Successful plant maintenance turnarounds in the downstream petrochemical and heavy industrial sector are key to the successful longterm operation of facilities. These turnarounds (or TARs as they are commonly called in the industry) are also key business opportunities for the myriad of service companies and contractors who support the industry. TARs are also important for the thousands of contract workers who pick up temporary employment during these periods, often working long hours and accumulating significant overtime income.
Ammonia prices have rebounded. This rebound comes after a low in August when it dipped below 150 US$/tonne. According to the Food and Agriculture Organisation (FAO), the price continued the upward trend at the end of the year due to lower supplies in the Black Sea where portions of ammonia were diverted to produce urea.
Earlier this month, Prime Minister, Dr. the Honourable Keith Rowley, delivered an address to the nation. While the address touched on several economic issues facing the country, there was specific mention of the future of the energy sector and in particular, the role that the state oil company, Petrotrin, plays in the economy. Dr. Rowley stated, ‘Petrotrin has contributed significantly to the growth and development of Trinidad and Tobago but is now in need of fundamental restructuring, which cannot be put off any longer’.
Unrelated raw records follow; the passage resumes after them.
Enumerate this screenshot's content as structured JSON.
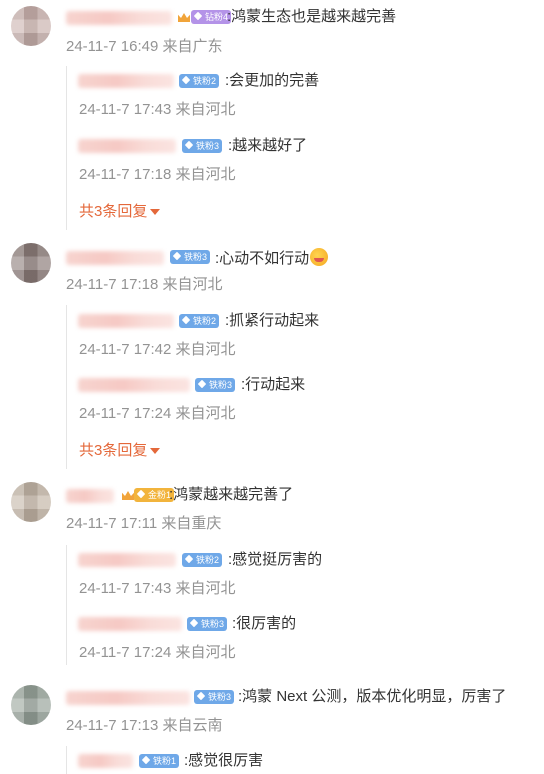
{
  "comments": [
    {
      "text": ":鸿蒙生态也是越来越完善",
      "meta": "24-11-7 16:49 来自广东",
      "badge": "钻粉4",
      "replies": [
        {
          "badge": "铁粉2",
          "text": ":会更加的完善",
          "meta": "24-11-7 17:43 来自河北"
        },
        {
          "badge": "铁粉3",
          "text": ":越来越好了",
          "meta": "24-11-7 17:18 来自河北"
        }
      ],
      "more": "共3条回复"
    },
    {
      "text": ":心动不如行动",
      "meta": "24-11-7 17:18 来自河北",
      "badge": "铁粉3",
      "replies": [
        {
          "badge": "铁粉2",
          "text": ":抓紧行动起来",
          "meta": "24-11-7 17:42 来自河北"
        },
        {
          "badge": "铁粉3",
          "text": ":行动起来",
          "meta": "24-11-7 17:24 来自河北"
        }
      ],
      "more": "共3条回复"
    },
    {
      "text": ":鸿蒙越来越完善了",
      "meta": "24-11-7 17:11 来自重庆",
      "badge": "金粉1",
      "replies": [
        {
          "badge": "铁粉2",
          "text": ":感觉挺厉害的",
          "meta": "24-11-7 17:43 来自河北"
        },
        {
          "badge": "铁粉3",
          "text": ":很厉害的",
          "meta": "24-11-7 17:24 来自河北"
        }
      ]
    },
    {
      "text": ":鸿蒙 Next 公测，版本优化明显，厉害了",
      "meta": "24-11-7 17:13 来自云南",
      "badge": "铁粉3",
      "replies": [
        {
          "badge": "铁粉1",
          "text": ":感觉很厉害",
          "meta": ""
        }
      ]
    }
  ]
}
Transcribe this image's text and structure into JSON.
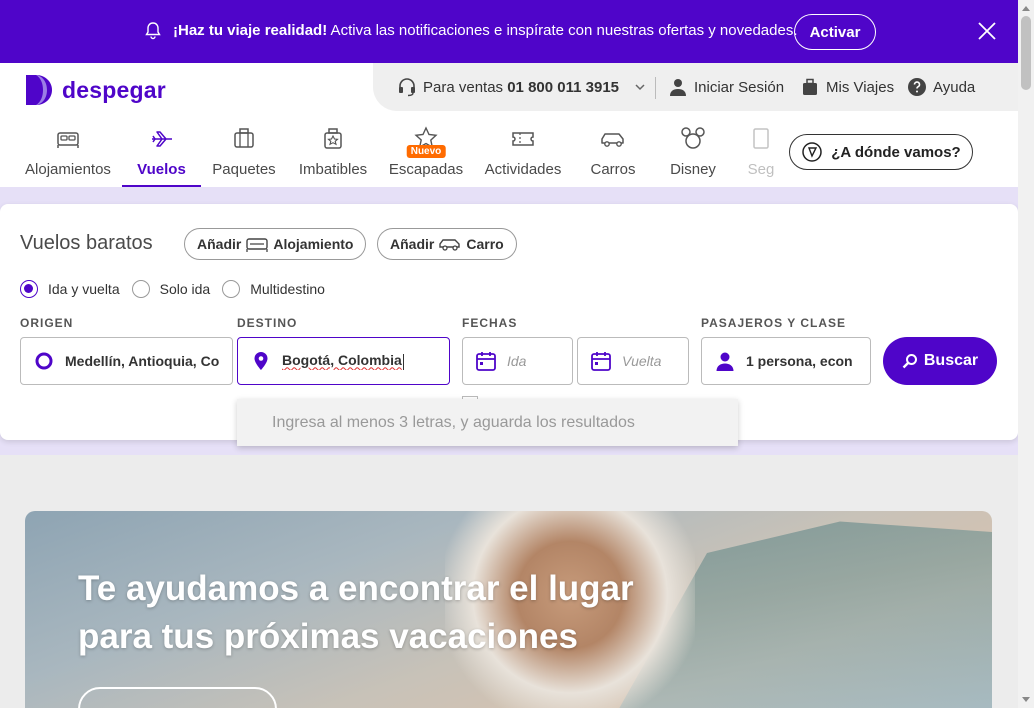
{
  "notification": {
    "title": "¡Haz tu viaje realidad!",
    "text": " Activa las notificaciones e inspírate con nuestras ofertas y novedades.",
    "button": "Activar"
  },
  "header": {
    "logo": "despegar",
    "sales_label": "Para ventas",
    "sales_phone": "01 800 011 3915",
    "login": "Iniciar Sesión",
    "trips": "Mis Viajes",
    "help": "Ayuda"
  },
  "nav": {
    "tabs": [
      "Alojamientos",
      "Vuelos",
      "Paquetes",
      "Imbatibles",
      "Escapadas",
      "Actividades",
      "Carros",
      "Disney",
      "Seg"
    ],
    "badge": "Nuevo",
    "where": "¿A dónde vamos?"
  },
  "search": {
    "title": "Vuelos baratos",
    "add_label": "Añadir",
    "add_hotel": "Alojamiento",
    "add_car": "Carro",
    "trip_types": [
      "Ida y vuelta",
      "Solo ida",
      "Multidestino"
    ],
    "labels": {
      "origin": "ORIGEN",
      "destination": "DESTINO",
      "dates": "FECHAS",
      "passengers": "PASAJEROS Y CLASE"
    },
    "origin_value": "Medellín, Antioquia, Co",
    "destination_value": "Bogotá, Colombia",
    "depart_placeholder": "Ida",
    "return_placeholder": "Vuelta",
    "passengers_value": "1 persona, econ",
    "search_button": "Buscar",
    "dropdown_hint": "Ingresa al menos 3 letras, y aguarda los resultados"
  },
  "hero": {
    "line1": "Te ayudamos a encontrar el lugar",
    "line2": "para tus próximas vacaciones"
  },
  "colors": {
    "brand": "#4f05c9",
    "badge": "#ff6b00"
  }
}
Currently, the local energy landscape is challenged as there exists a natural gas supply shortfall in the local energy sector, primarily as a result of depleting reservoirs (mature province); easy discoveries already found; little exploration contributing to the gas supply challenge; limited access to good quality and low cost seismic data and long negotiation period for gas contracts.